Items from an interface collection:
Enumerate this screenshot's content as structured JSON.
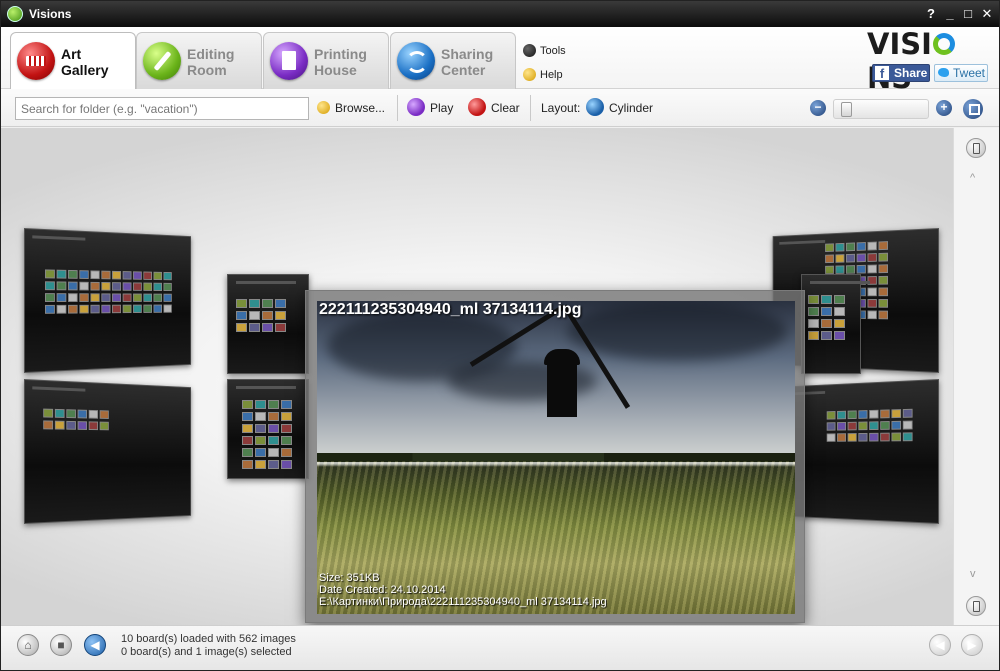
{
  "window": {
    "title": "Visions",
    "controls": [
      "?",
      "_",
      "□",
      "✕"
    ]
  },
  "tabs": [
    {
      "label": "Art\nGallery",
      "active": true
    },
    {
      "label": "Editing\nRoom",
      "active": false
    },
    {
      "label": "Printing\nHouse",
      "active": false
    },
    {
      "label": "Sharing\nCenter",
      "active": false
    }
  ],
  "links": {
    "tools": "Tools",
    "help": "Help"
  },
  "brand": {
    "logo_left": "VISI",
    "logo_right": "NS",
    "share": "Share",
    "tweet": "Tweet",
    "fb_glyph": "f"
  },
  "toolbar": {
    "search_placeholder": "Search for folder (e.g. \"vacation\")",
    "browse": "Browse...",
    "play": "Play",
    "clear": "Clear",
    "layout_label": "Layout:",
    "layout_value": "Cylinder",
    "zoom_out": "−",
    "zoom_in": "+"
  },
  "preview": {
    "filename": "222111235304940_ml 37134114.jpg",
    "size": "Size: 351KB",
    "date": "Date Created: 24.10.2014",
    "path": "E:\\Картинки\\Природа\\222111235304940_ml 37134114.jpg"
  },
  "scroll": {
    "up": "^",
    "down": "v"
  },
  "status": {
    "loaded": "10 board(s) loaded with 562 images",
    "selected": "0 board(s) and 1 image(s) selected"
  },
  "colors": {
    "accent_green": "#6fc11f",
    "accent_blue": "#1c8de0",
    "facebook": "#3b5998"
  }
}
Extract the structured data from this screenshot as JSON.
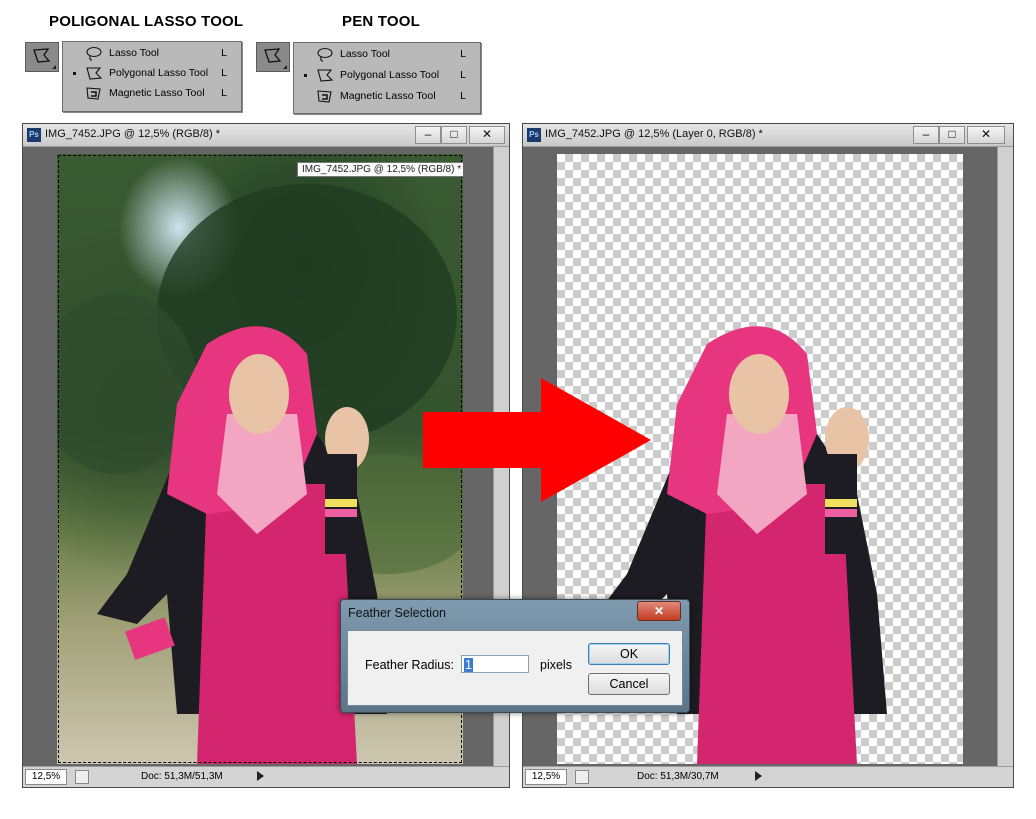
{
  "headings": {
    "left": "POLIGONAL LASSO TOOL",
    "right": "PEN TOOL"
  },
  "flyout_left": {
    "items": [
      {
        "label": "Lasso Tool",
        "key": "L"
      },
      {
        "label": "Polygonal Lasso Tool",
        "key": "L"
      },
      {
        "label": "Magnetic Lasso Tool",
        "key": "L"
      }
    ]
  },
  "flyout_right": {
    "items": [
      {
        "label": "Lasso Tool",
        "key": "L"
      },
      {
        "label": "Polygonal Lasso Tool",
        "key": "L"
      },
      {
        "label": "Magnetic Lasso Tool",
        "key": "L"
      }
    ]
  },
  "left_window": {
    "title": "IMG_7452.JPG @ 12,5% (RGB/8) *",
    "tooltip": "IMG_7452.JPG @ 12,5% (RGB/8) *",
    "zoom": "12,5%",
    "doc": "Doc: 51,3M/51,3M",
    "buttons": {
      "minimize": "–",
      "maximize": "□",
      "close": "✕"
    }
  },
  "right_window": {
    "title": "IMG_7452.JPG @ 12,5% (Layer 0, RGB/8) *",
    "zoom": "12,5%",
    "doc": "Doc: 51,3M/30,7M",
    "buttons": {
      "minimize": "–",
      "maximize": "□",
      "close": "✕"
    }
  },
  "dialog": {
    "title": "Feather Selection",
    "close": "✕",
    "label": "Feather Radius:",
    "value": "1",
    "unit": "pixels",
    "ok": "OK",
    "cancel": "Cancel"
  },
  "colors": {
    "arrow": "#ff0000",
    "hijab": "#e8357f",
    "dress": "#d4256f",
    "jacket": "#1c1c22",
    "skin": "#e8c3a6"
  },
  "icons": {
    "tool": "polygonal-lasso-icon",
    "arrow": "red-right-arrow"
  }
}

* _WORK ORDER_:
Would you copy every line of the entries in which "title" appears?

* _RESULT FOR THIS EXERCISE_:
    "title": "Visions",
    "title": "IMG_7452.JPG @ 12,5% (RGB/8) *",
    "title": "IMG_7452.JPG @ 12,5% (Layer 0, RGB/8) *",
    "title": "Feather Selection",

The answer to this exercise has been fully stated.